Me: (after a fairly lengthy description of open questions) So what did you hear? What are you thinking?
Teacher: (long pause) I don't know what you want me to say.
Exchanges like this happen more often than I like. People have been trained to believe that when a teacher asks a question, he or she is looking for a particular answer. We want to be good students which means providing the expected answer. It reminds me of a book discussion on Diane Rehm about how patients and doctors fall into a routine that can result in mistaken diagnoses and unnecessary tests.
|Proud parents with Dr. Hilary at MSU COM graduation|
This book came to mind when the teacher responded as she did. You see, I have tried to get in the habit of asking questions I do not know the answer to; it ensures that I avoid falling into an educational rut, and it makes my job as a teacher much more interesting. I tried to explain to the teacher that my question was an attempt to gather some information about what she had attended to in order to make a decision about our next steps. I said something like, "Think of me as a doctor trying to make an accurate diagnosis of your 'health' in regards to understanding of this topic. It's like I'm asking, 'Where does it hurt?'" She laughed and then went on to describe what she had understood about open questions. As the discussion went on, I would stop every now and then to ask, with a smile, "Where does it hurt?"

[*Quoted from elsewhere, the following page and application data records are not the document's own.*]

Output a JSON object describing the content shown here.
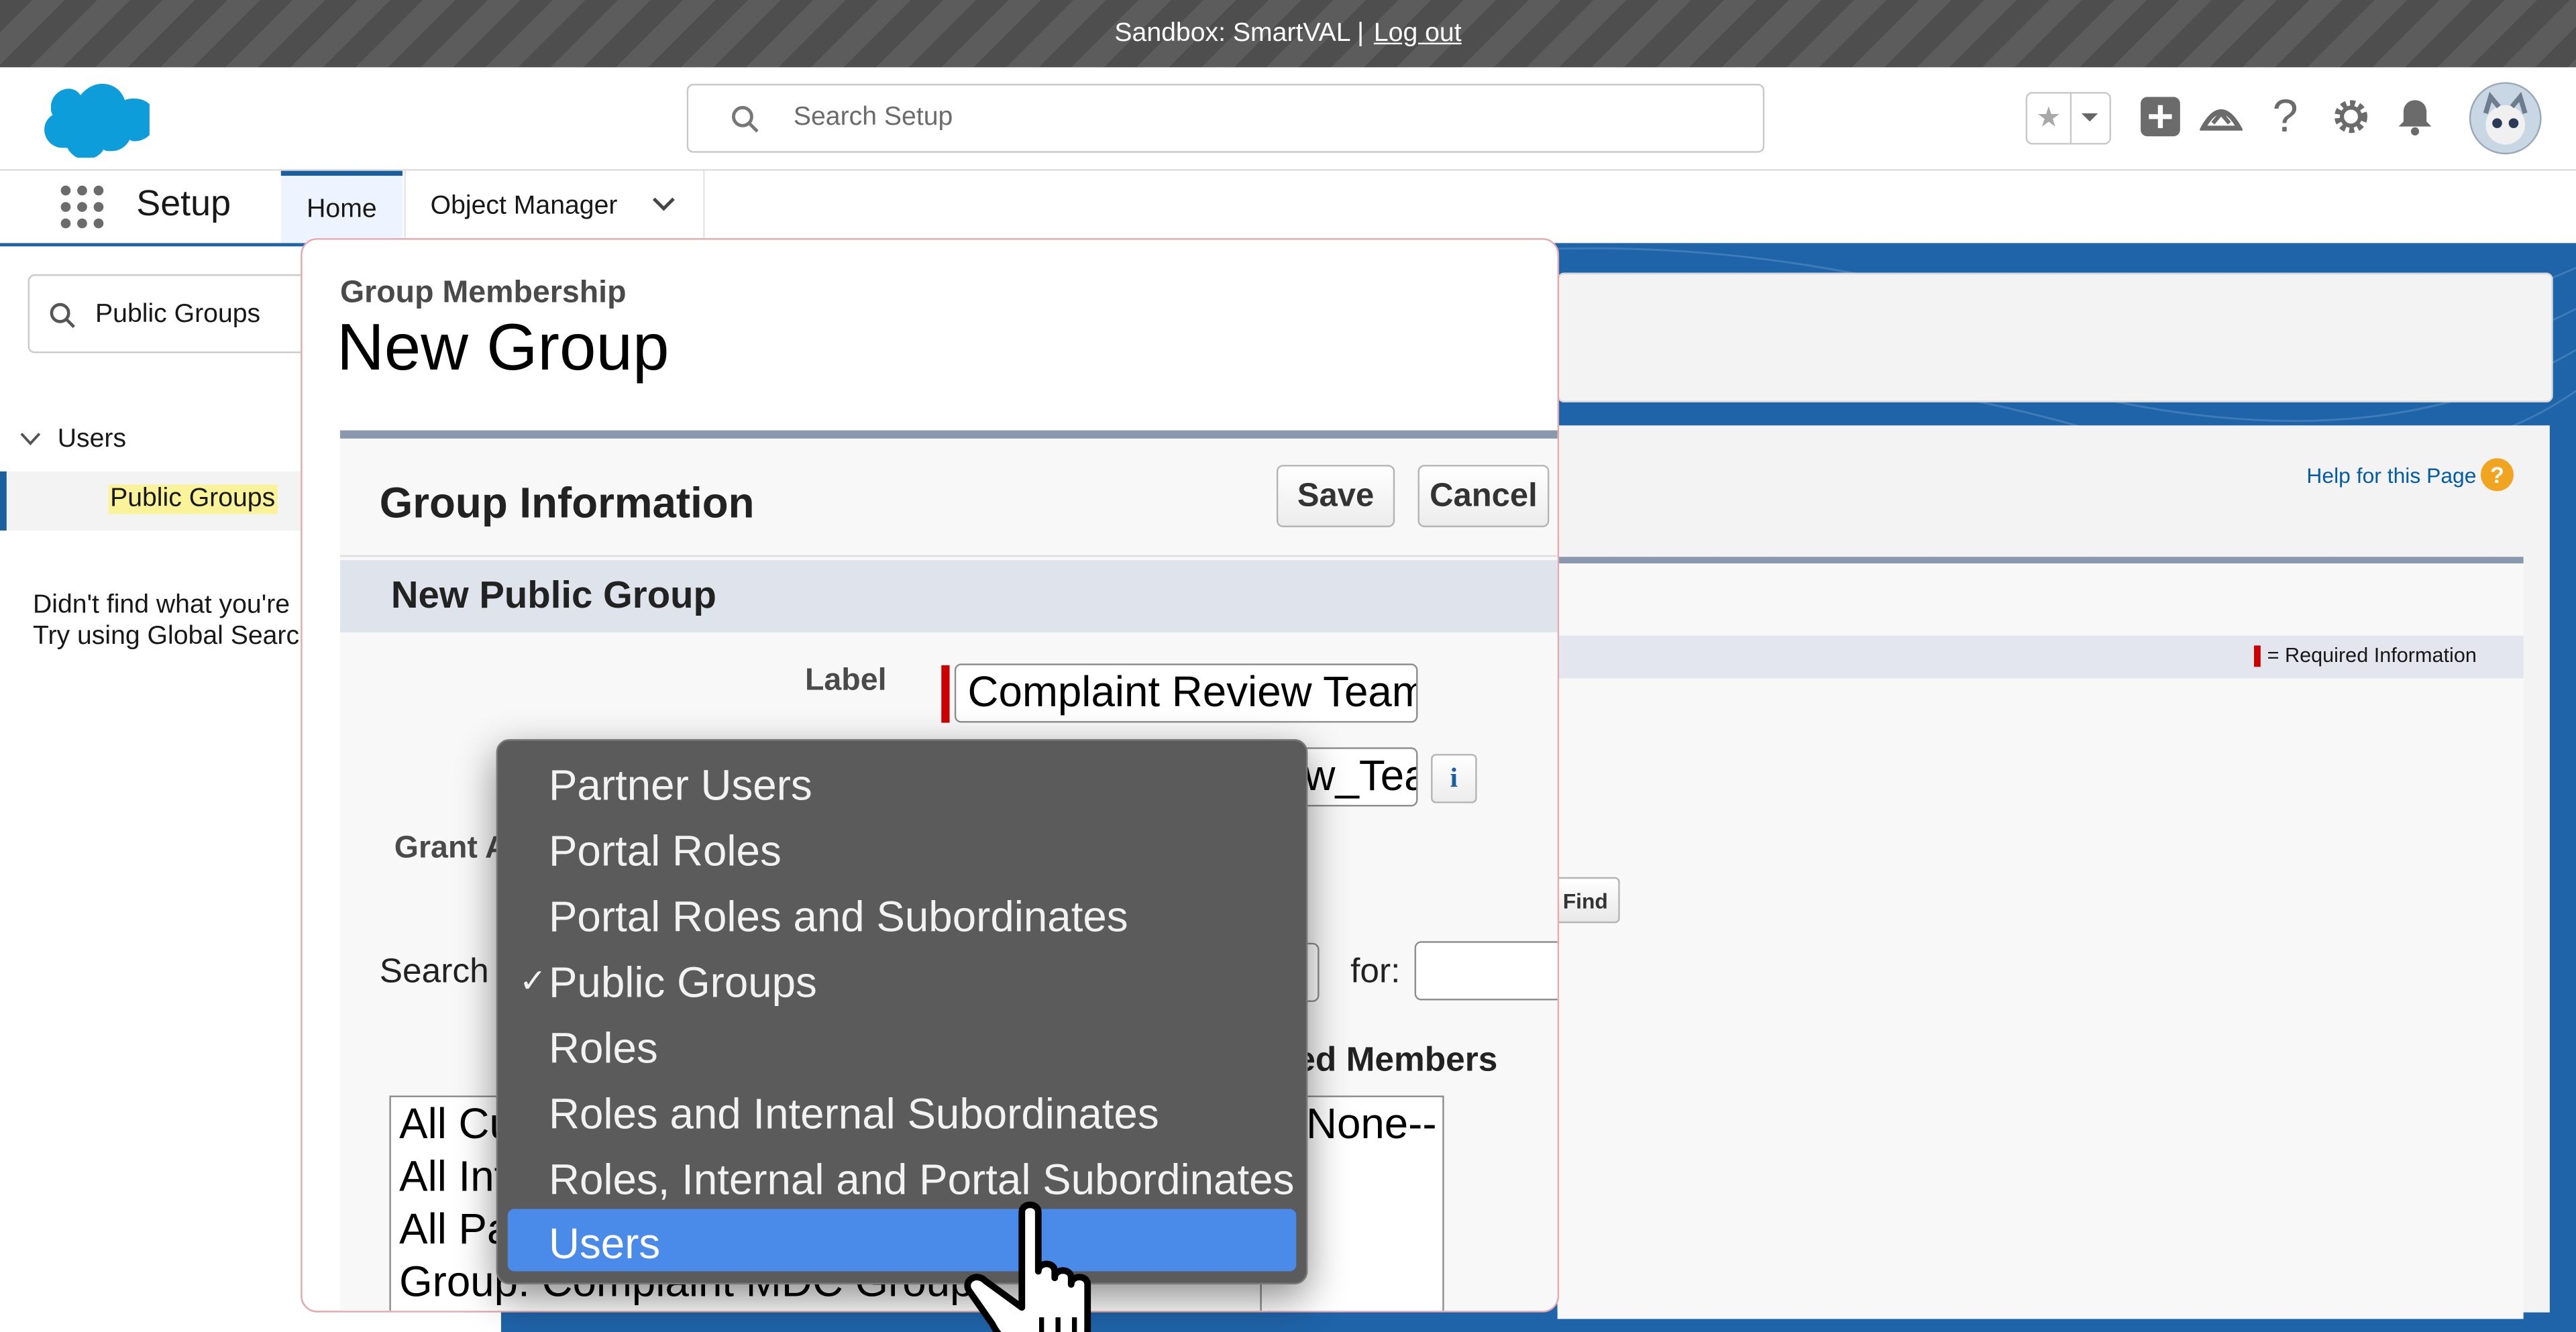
{
  "sandbox_bar": {
    "text": "Sandbox: SmartVAL |",
    "logout": "Log out"
  },
  "header": {
    "search_placeholder": "Search Setup"
  },
  "icons": [
    "salesforce-cloud-logo",
    "search-icon",
    "star-icon",
    "chevron-down-icon",
    "plus-icon",
    "trailhead-icon",
    "help-icon",
    "gear-icon",
    "bell-icon",
    "avatar",
    "app-launcher-icon",
    "cursor-hand-icon"
  ],
  "context_bar": {
    "app_name": "Setup",
    "tabs": [
      {
        "label": "Home"
      },
      {
        "label": "Object Manager"
      }
    ]
  },
  "sidebar": {
    "quick_find_value": "Public Groups",
    "tree_parent": "Users",
    "tree_child": "Public Groups",
    "not_found_line1": "Didn't find what you're",
    "not_found_line2": "Try using Global Search"
  },
  "background_page": {
    "help_link": "Help for this Page",
    "required_info": "= Required Information",
    "find_button": "Find"
  },
  "modal": {
    "subtitle": "Group Membership",
    "title": "New Group",
    "section_title": "Group Information",
    "save": "Save",
    "cancel": "Cancel",
    "sub_section": "New Public Group",
    "label_field": "Label",
    "label_value": "Complaint Review Team",
    "group_name_value": "w_Tea",
    "grant_label": "Grant A",
    "search_label": "Search",
    "for_label": "for:",
    "selected_members_header": "ed Members",
    "available_members": [
      "All Cu",
      "All Int",
      "All Pa",
      "Group: Complaint MDC Group"
    ],
    "selected_members": [
      "None--"
    ]
  },
  "dropdown": {
    "items": [
      {
        "label": "Partner Users",
        "checked": false,
        "highlighted": false
      },
      {
        "label": "Portal Roles",
        "checked": false,
        "highlighted": false
      },
      {
        "label": "Portal Roles and Subordinates",
        "checked": false,
        "highlighted": false
      },
      {
        "label": "Public Groups",
        "checked": true,
        "highlighted": false
      },
      {
        "label": "Roles",
        "checked": false,
        "highlighted": false
      },
      {
        "label": "Roles and Internal Subordinates",
        "checked": false,
        "highlighted": false
      },
      {
        "label": "Roles, Internal and Portal Subordinates",
        "checked": false,
        "highlighted": false
      },
      {
        "label": "Users",
        "checked": false,
        "highlighted": true
      }
    ]
  },
  "colors": {
    "brand_blue": "#1b5f9e",
    "highlight": "#4a8ae9",
    "required_red": "#cc0000",
    "search_highlight": "#fbf39a"
  }
}
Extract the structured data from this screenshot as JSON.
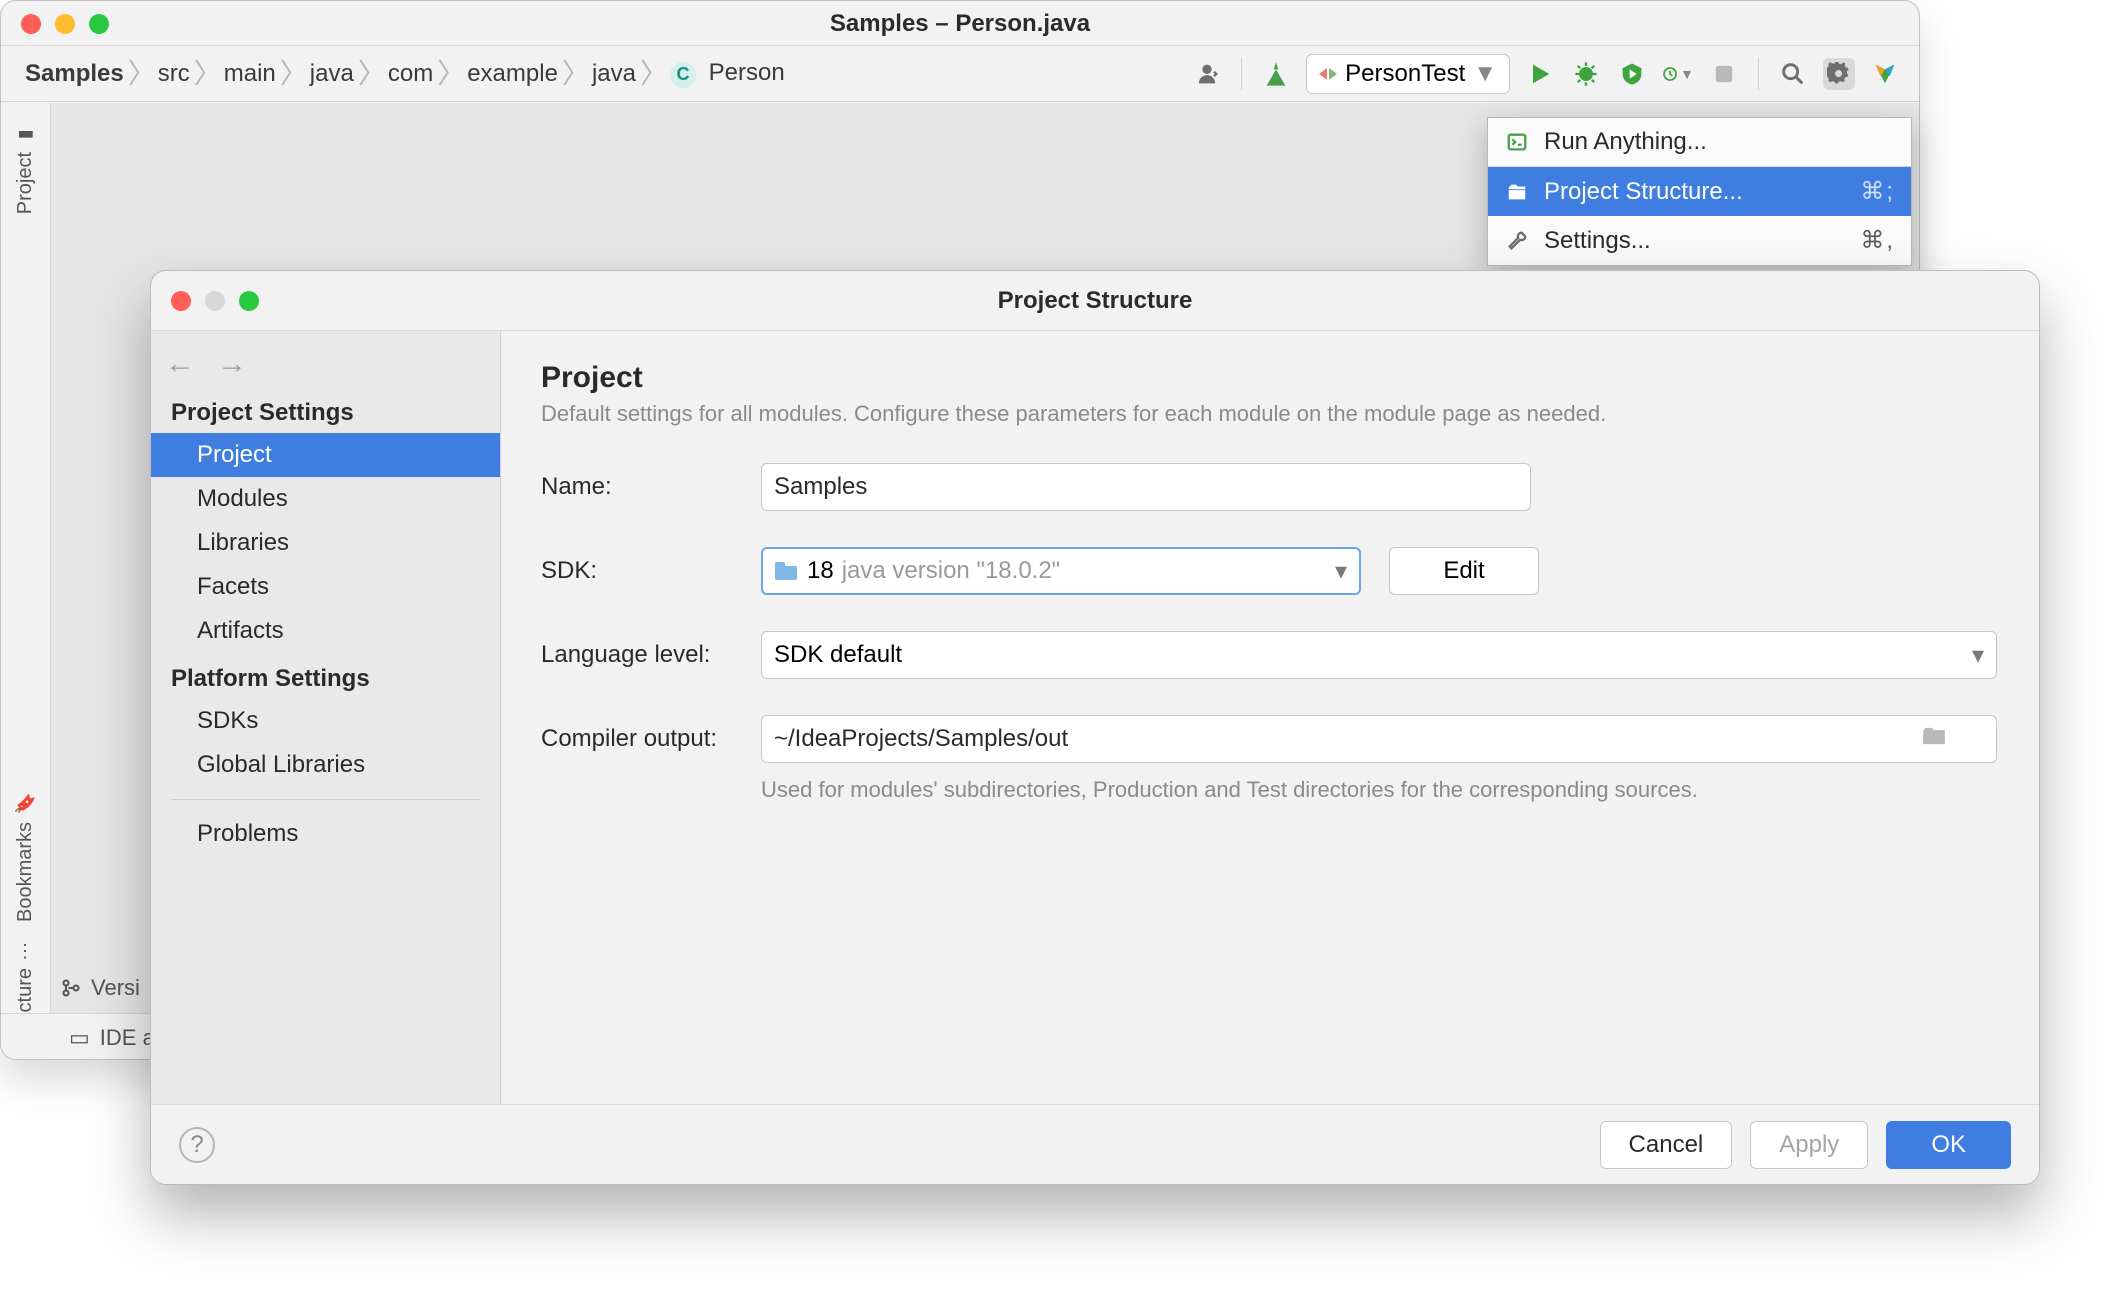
{
  "ide": {
    "window_title": "Samples – Person.java",
    "breadcrumbs": [
      "Samples",
      "src",
      "main",
      "java",
      "com",
      "example",
      "java",
      "Person"
    ],
    "run_config": "PersonTest",
    "left_tabs": {
      "project": "Project",
      "bookmarks": "Bookmarks",
      "structure": "Structure"
    },
    "statusbar": {
      "version_control": "Versi",
      "ide": "IDE ar"
    }
  },
  "gear_menu": {
    "run_anything": "Run Anything...",
    "project_structure": {
      "label": "Project Structure...",
      "shortcut": "⌘;"
    },
    "settings": {
      "label": "Settings...",
      "shortcut": "⌘,"
    }
  },
  "dialog": {
    "title": "Project Structure",
    "sections": {
      "project_settings": "Project Settings",
      "platform_settings": "Platform Settings"
    },
    "items": {
      "project": "Project",
      "modules": "Modules",
      "libraries": "Libraries",
      "facets": "Facets",
      "artifacts": "Artifacts",
      "sdks": "SDKs",
      "global_libraries": "Global Libraries",
      "problems": "Problems"
    },
    "form": {
      "heading": "Project",
      "description": "Default settings for all modules. Configure these parameters for each module on the module page as needed.",
      "name_label": "Name:",
      "name_value": "Samples",
      "sdk_label": "SDK:",
      "sdk_value_main": "18",
      "sdk_value_detail": "java version \"18.0.2\"",
      "edit": "Edit",
      "language_level_label": "Language level:",
      "language_level_value": "SDK default",
      "compiler_output_label": "Compiler output:",
      "compiler_output_value": "~/IdeaProjects/Samples/out",
      "compiler_output_hint": "Used for modules' subdirectories, Production and Test directories for the corresponding sources."
    },
    "buttons": {
      "help": "?",
      "cancel": "Cancel",
      "apply": "Apply",
      "ok": "OK"
    }
  }
}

This is one of the ways we might use warm-ups more appropriately (see last week's post for my perspective on this problem). We could treat it as a way to diagnosis the readiness of the learners to move on or determine what issue we might need to address. (Here is an example of the latter.)
I saw an example of this earlier in the week. Students worked on some scale drawing questions, and after giving the answers the teacher asked if there were any of the questions students needed help on. A student called out a number. So far, so good. However, instead of doing more of a diagnosis, the teacher fell into the rut of showing the student how to find the answer. After a couple of minutes, the teacher stated, "That means the answer is 1/2 an inch. Okay?"
Fortunately, the student responded, "So 6 centimeters, right?"
Now the teacher could do an accurate diagnosis. The problem was not in finding the answer - it was interpreting the answer. "This is 1/2 an inch (holding his thumb and index finger close together). 6 centimeters would be more than two inches (expanding the distance between his thumb and finger). I wonder - were you thinking that 6 inches is half of a foot, so half of an inch is 6 centimeters? (She nods yes.)"
How often do we jump into treatment before doing an accurate diagnosis? I know that it seems inefficient to spend time listening to the student explain "where it hurts," but is it? Drs. Kosowsky and Wen found that it was important for physicians to take more time listening to their patients in order to get their diagnoses and treatments right. The same could be said for teachers.